The Obama administration, urging the Supreme Court to bypass a sweeping new gun rights plea by the National Rifle Association, told the Court Wednesday that Congress and state legislatures would not violate the Second Amendment if they denied access to firearms for youths under the age of twenty-one.  The Court does not have to face that issue in this case, the government’s brief suggested, but it made the argument anyway, to answer an NRA claim.

The NRA and some of its members last July filed a Second Amendment challenge to a 1968 federal law that bans licensed gun dealers from selling handguns to any minor.  The petition in NRA v. Bureau of Alcohol, Tobacco, Firearms and Explosives (docket 13-137) made a wide-ranging complaint that lower courts are routinely failing to protect Second Amendment rights.  The administration’s response basically argued that this particular case is narrower than the NRA has tried to make it, and does not deserve review by the Justices.

In upholding the ban, the Fifth Circuit had raised doubts about whether young adults between the ages of eighteen and twenty-one are protected by Second Amendment gun rights.   The NRA has protested that suggestion, contending that gun rights under the Amendment are fundamental in character, so no category of law-abiding individuals should be denied its protection.

In reply, U.S. Solicitor General Donald B. Verrilli, Jr., and other Justice Department lawyers argued that the Fifth Circuit’s decision is less sweeping than the NRA has said.  Even so, the new brief argued, the court of appeals “would have been justified in rejecting [this] Second Amendment challenge based on historical evidence indicating that restrictions on the purchase of firearms by those under 21 have long been viewed as consistent with the Second Amendment” and similar provisions in state constitutions.

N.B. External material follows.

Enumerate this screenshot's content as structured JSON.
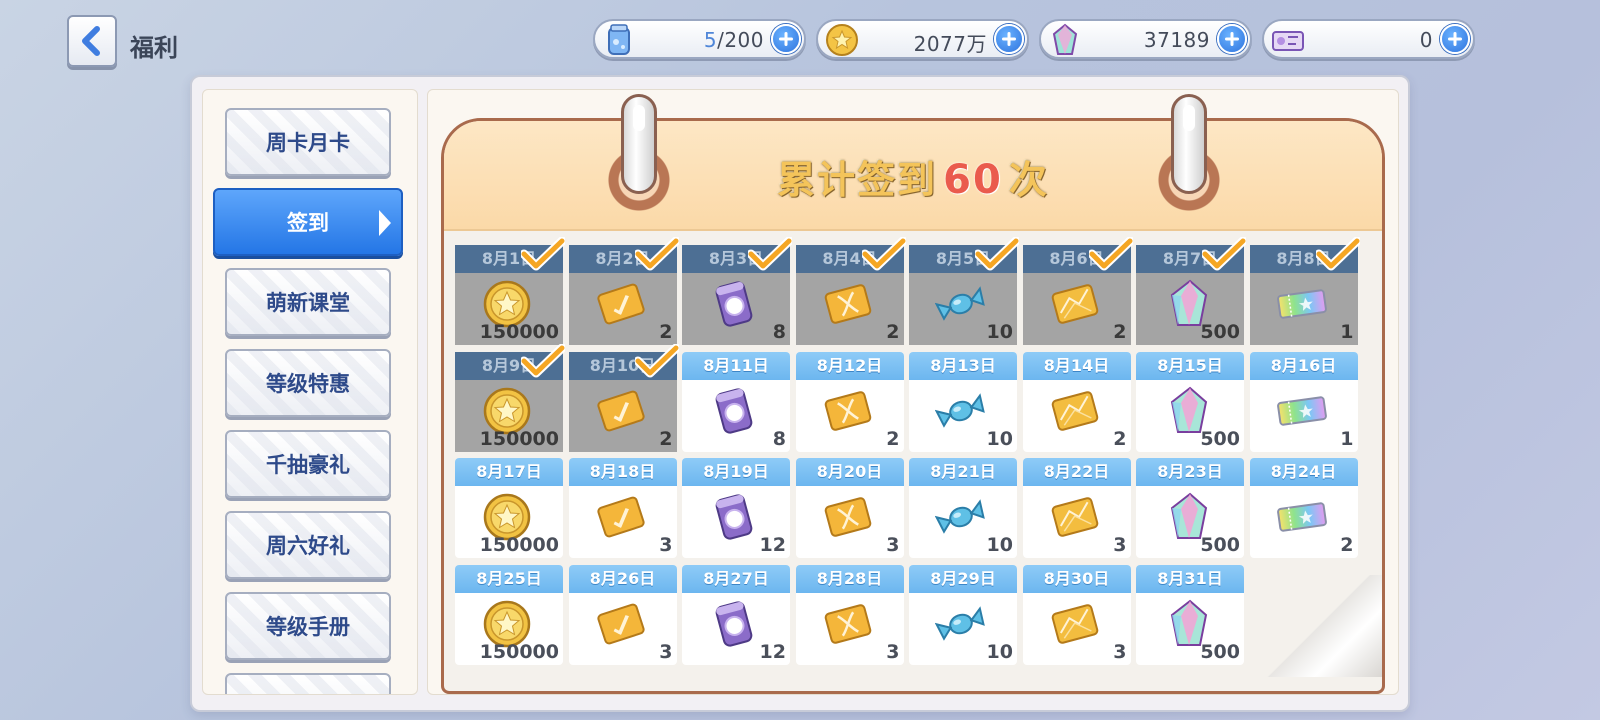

To an NRA argument that individuals under the age of twenty-one served in the militia at the time that the Second Amendment was written, indicating that they were capable of handling guns properly, the Justice Department brief said that “around the time of the Revolutionary War, persons under 21 often could not join the military without their parents’ consent…. After the war, the 1792 Miltiary Act gave states discretion to impose age qualifications on service, and several states chose to enroll only persons age 21 or over, or required parental consent for persons under 21.”

But, it added, “the fact that individuals under 21 served in some militias did not reflect any uniform expectation that those individuals would have the ability to procure firearms on their own.  Rather, militia laws often assumed that enrollees under 21 lacked independent access to firearms, and they accordingly either required parents to provide their under-21 sons with guns or exempted those under 21 from having to furnish their own guns.”

The government’s brief said the NRA case should not be reviewed, because there is no conflict among lower courts about the validity of the specific handgun ban at issue.  It also said that the lower courts have agreed that the proper test of the constitutionality of restrictions on Second Amendment gun rights is a middle level of scrutiny, not the rigorous “strict scrutiny” that the NRA is advocating in this case.

The NRA case to which the government responded is one of two pending petitions that lawyers for the NRA have filed.  The other is NRA v. McCraw (docket 13-390), raising similar issues about a series of Texas gun-regulating laws that make it a crime for a minor to carry a handgun outside of the youth’s home.  Texas officials did not respond to that petition by an October 28 deadline, and the Court so far has not asked for a response.  The case is currently scheduled to be considered by the Justices at their November 26 Conference, although the NRA in that case suggested that the Court might want to hold the case until it acted on the other case.

Posted in Featured, Cases in the Pipeline

Recommended Citation: Lyle Denniston, U.S. argues for broad limit on teens’ gun rights, SCOTUSblog (Nov. 14, 2013, 2:13 PM),